--- DATA EXTRACTS ---

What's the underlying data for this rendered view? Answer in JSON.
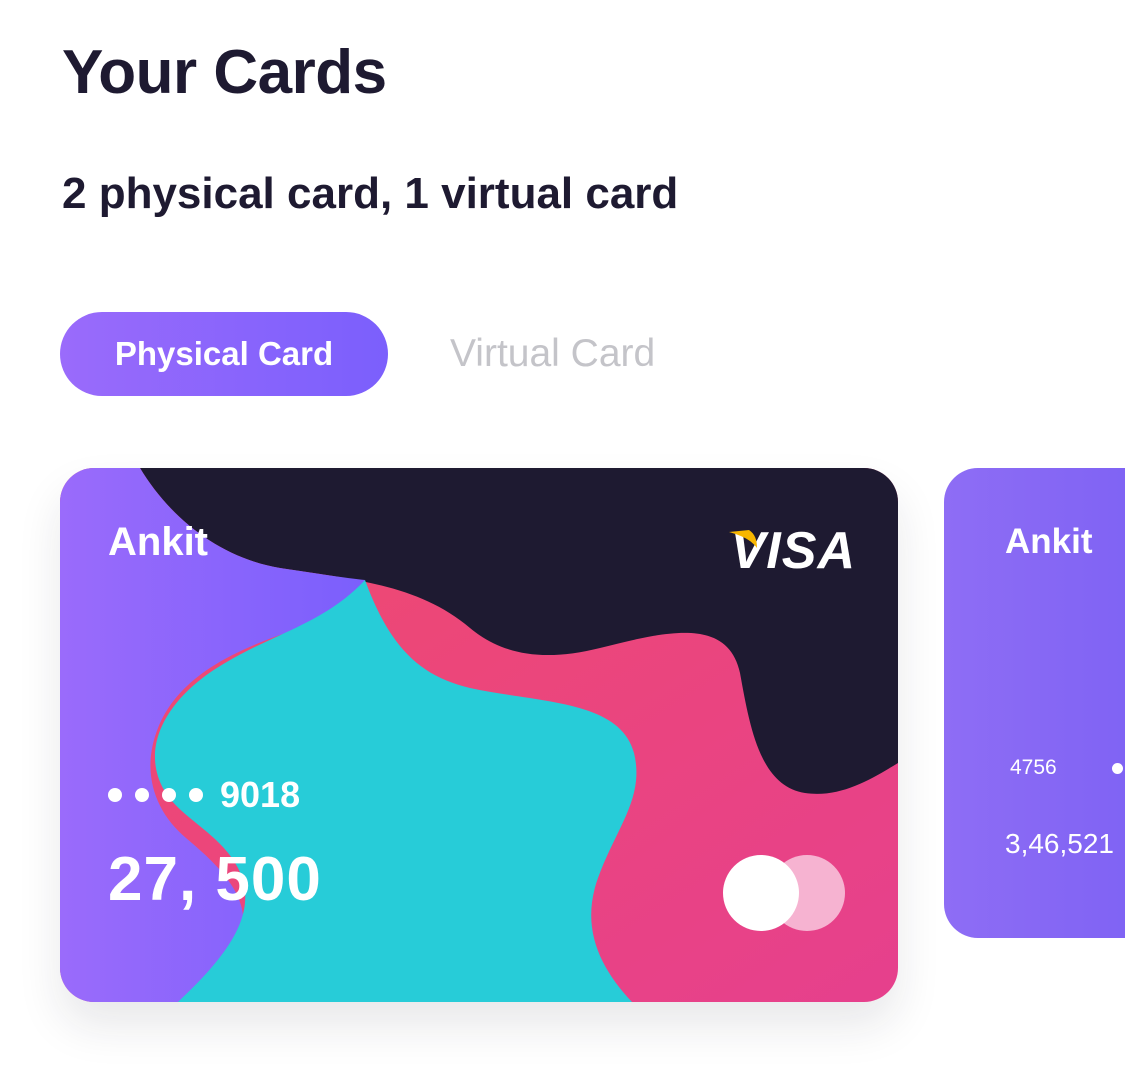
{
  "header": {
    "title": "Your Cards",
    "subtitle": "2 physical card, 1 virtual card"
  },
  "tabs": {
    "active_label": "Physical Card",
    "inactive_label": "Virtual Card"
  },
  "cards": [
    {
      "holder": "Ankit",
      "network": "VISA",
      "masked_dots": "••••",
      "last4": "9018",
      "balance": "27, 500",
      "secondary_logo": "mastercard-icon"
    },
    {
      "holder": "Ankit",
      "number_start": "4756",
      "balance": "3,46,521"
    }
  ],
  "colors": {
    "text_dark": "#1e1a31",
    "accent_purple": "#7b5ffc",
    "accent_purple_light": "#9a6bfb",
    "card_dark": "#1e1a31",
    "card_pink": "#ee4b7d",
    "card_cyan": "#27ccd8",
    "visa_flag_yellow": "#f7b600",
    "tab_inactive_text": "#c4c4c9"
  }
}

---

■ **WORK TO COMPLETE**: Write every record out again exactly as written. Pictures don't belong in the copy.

■ **RESPONSE FOR THIS EXERCISE**:
What's the underlying data for this rendered view? Answer in JSON.
{
  "header": {
    "title": "Your Cards",
    "subtitle": "2 physical card, 1 virtual card"
  },
  "tabs": {
    "active_label": "Physical Card",
    "inactive_label": "Virtual Card"
  },
  "cards": [
    {
      "holder": "Ankit",
      "network": "VISA",
      "masked_dots": "••••",
      "last4": "9018",
      "balance": "27, 500",
      "secondary_logo": "mastercard-icon"
    },
    {
      "holder": "Ankit",
      "number_start": "4756",
      "balance": "3,46,521"
    }
  ],
  "colors": {
    "text_dark": "#1e1a31",
    "accent_purple": "#7b5ffc",
    "accent_purple_light": "#9a6bfb",
    "card_dark": "#1e1a31",
    "card_pink": "#ee4b7d",
    "card_cyan": "#27ccd8",
    "visa_flag_yellow": "#f7b600",
    "tab_inactive_text": "#c4c4c9"
  }
}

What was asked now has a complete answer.